The developers on our scrum team are done with a story (product backlog item). Then defects are found during QA testing. Do we count it done? What about the defects?
A story should not be considered done if there are defects or if the testing isn’t complete. If you know there is more work to do before the story would be acceptably complete then it’s not done. This is where the definition of done comes in.
A key part of scrum is the definition of done. The idea is that when a scrum team says something is done, then the business can recognize the value anytime they choose. For software products, this means the story is ready to release. This is why a scrum team should have all of the skill areas needed to get something all the way done. This includes testing.

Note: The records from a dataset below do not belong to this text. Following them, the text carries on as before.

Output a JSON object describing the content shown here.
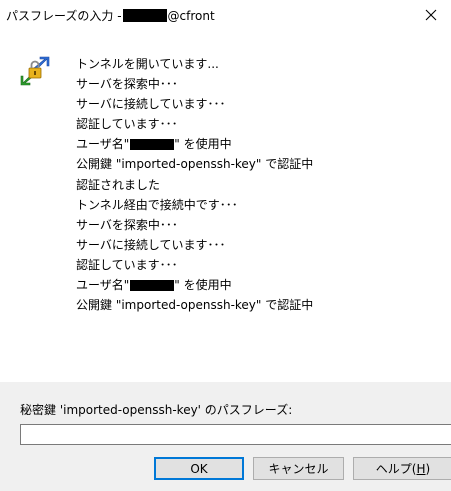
{
  "window": {
    "title_prefix": "パスフレーズの入力 - ",
    "title_suffix": "@cfront"
  },
  "icons": {
    "close": "close-icon",
    "app": "putty-key-tunnel-icon"
  },
  "log": {
    "lines": [
      {
        "text": "トンネルを開いています..."
      },
      {
        "text": "サーバを探索中･･･"
      },
      {
        "text": "サーバに接続しています･･･"
      },
      {
        "text": "認証しています･･･"
      },
      {
        "prefix": "ユーザ名\"",
        "suffix": "\" を使用中"
      },
      {
        "text": "公開鍵 \"imported-openssh-key\" で認証中"
      },
      {
        "text": "認証されました"
      },
      {
        "text": "トンネル経由で接続中です･･･"
      },
      {
        "text": "サーバを探索中･･･"
      },
      {
        "text": "サーバに接続しています･･･"
      },
      {
        "text": "認証しています･･･"
      },
      {
        "prefix": "ユーザ名\"",
        "suffix": "\" を使用中"
      },
      {
        "text": "公開鍵 \"imported-openssh-key\" で認証中"
      }
    ]
  },
  "prompt": {
    "label": "秘密鍵 'imported-openssh-key' のパスフレーズ:",
    "value": ""
  },
  "buttons": {
    "ok": "OK",
    "cancel": "キャンセル",
    "help_label": "ヘルプ(",
    "help_key": "H",
    "help_close": ")"
  },
  "colors": {
    "focus_border": "#0078d7",
    "panel_background": "#f0f0f0"
  }
}
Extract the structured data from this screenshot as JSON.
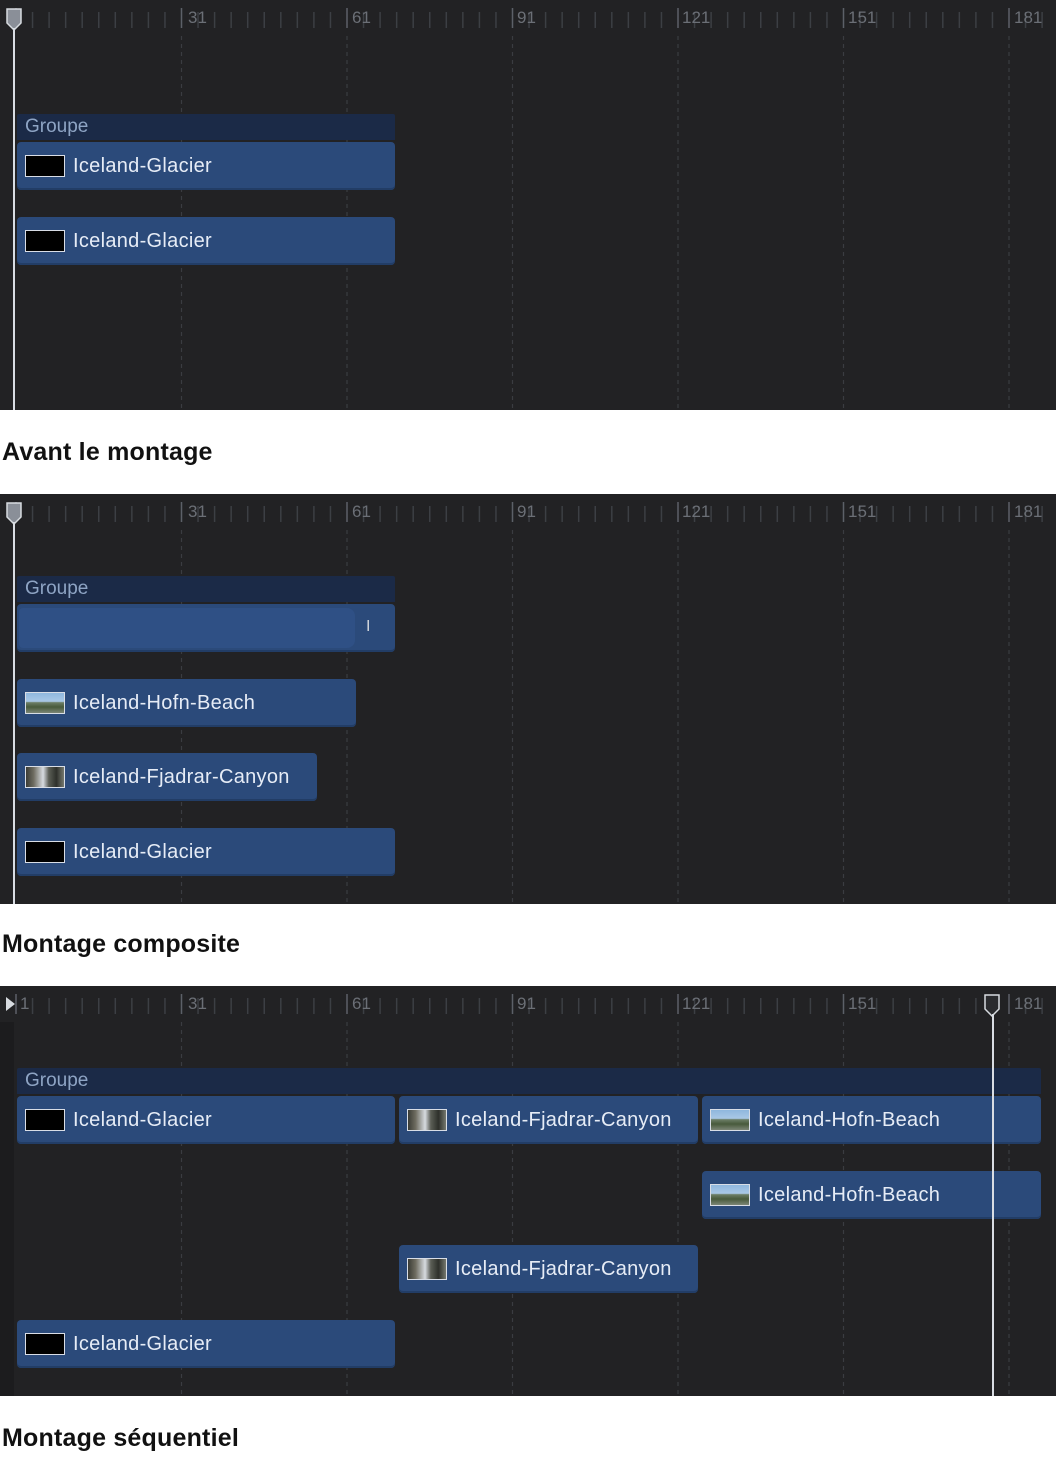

On the other hand, sometimes a defect escapes detection even when we've made every effort to test and confirm doneness. There might be one or more stories (product backlog items) which are part of a well-tested increment. This increment has met the definition of done, and has been shown in sprint review. If a defect is found later, fixing that defect becomes a new product backlog item. Of course, the team may want to revise their definition of done, or at least their testing procedures, in order to prevent any similar defects in the future.
If you need help creating a good definition of done, have a look at How To Create A Definition Of Done.